The answer should be each line of the records that contains the word "text"; please copy them all.

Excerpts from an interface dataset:
________________________

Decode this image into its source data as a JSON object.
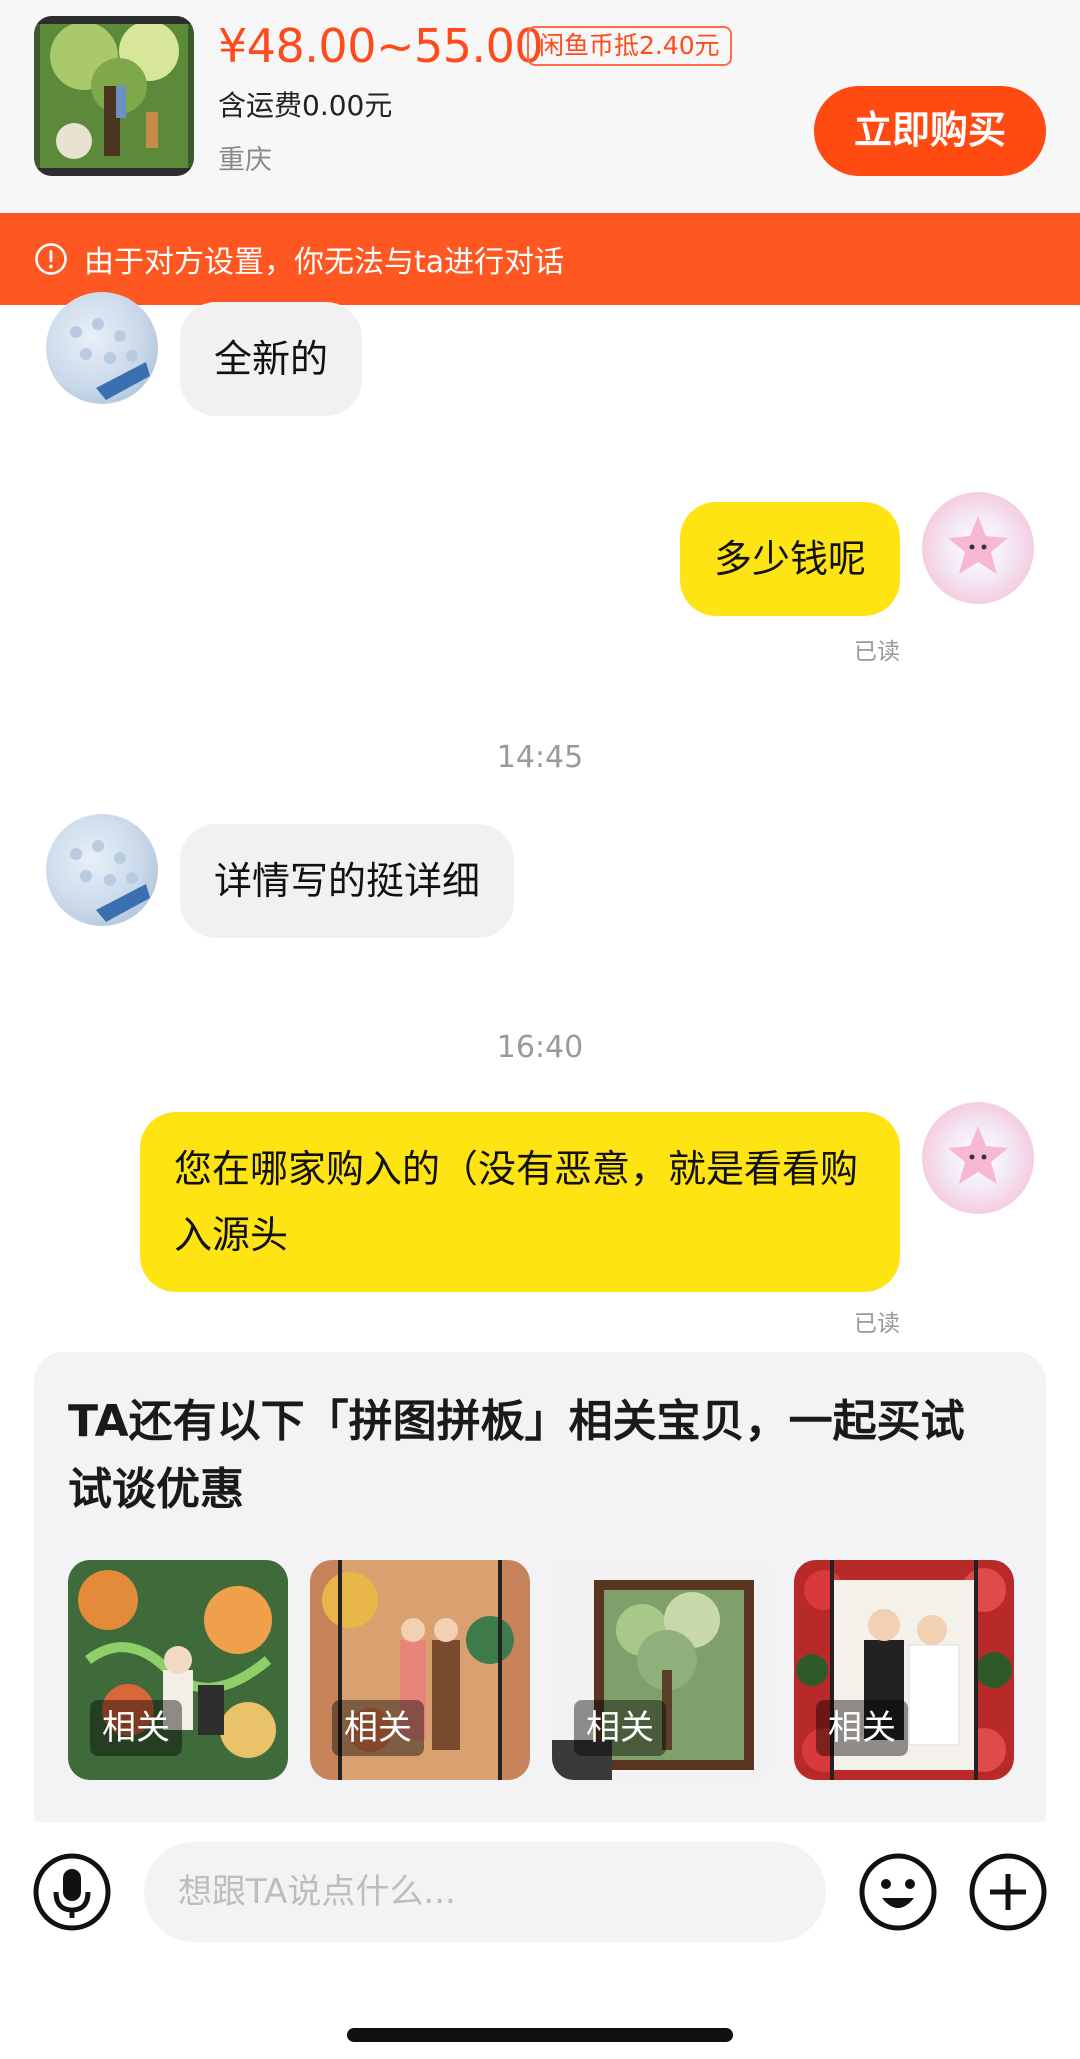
{
  "product": {
    "price": "¥48.00~55.00",
    "coin_badge": "闲鱼币抵2.40元",
    "shipping": "含运费0.00元",
    "location": "重庆",
    "buy_label": "立即购买"
  },
  "warning": {
    "text": "由于对方设置，你无法与ta进行对话",
    "icon": "alert-circle-icon"
  },
  "messages": [
    {
      "from": "seller",
      "text": "全新的"
    },
    {
      "from": "me",
      "text": "多少钱呢",
      "status": "已读"
    },
    {
      "from": "time",
      "text": "14:45"
    },
    {
      "from": "seller",
      "text": "详情写的挺详细"
    },
    {
      "from": "time",
      "text": "16:40"
    },
    {
      "from": "me",
      "text": "您在哪家购入的（没有恶意，就是看看购入源头",
      "status": "已读"
    }
  ],
  "recommend": {
    "title": "TA还有以下「拼图拼板」相关宝贝，一起买试试谈优惠",
    "items": [
      {
        "tag": "相关"
      },
      {
        "tag": "相关"
      },
      {
        "tag": "相关"
      },
      {
        "tag": "相关"
      }
    ]
  },
  "input": {
    "placeholder": "想跟TA说点什么..."
  },
  "colors": {
    "accent": "#ff4a12",
    "warning_bg": "#ff5722",
    "out_bubble": "#ffe414",
    "in_bubble": "#f1f1f3"
  }
}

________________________

Response
    "text": "由于对方设置，你无法与ta进行对话",
      "text": "全新的"
      "text": "多少钱呢",
      "text": "14:45"
      "text": "详情写的挺详细"
      "text": "16:40"
      "text": "您在哪家购入的（没有恶意，就是看看购入源头",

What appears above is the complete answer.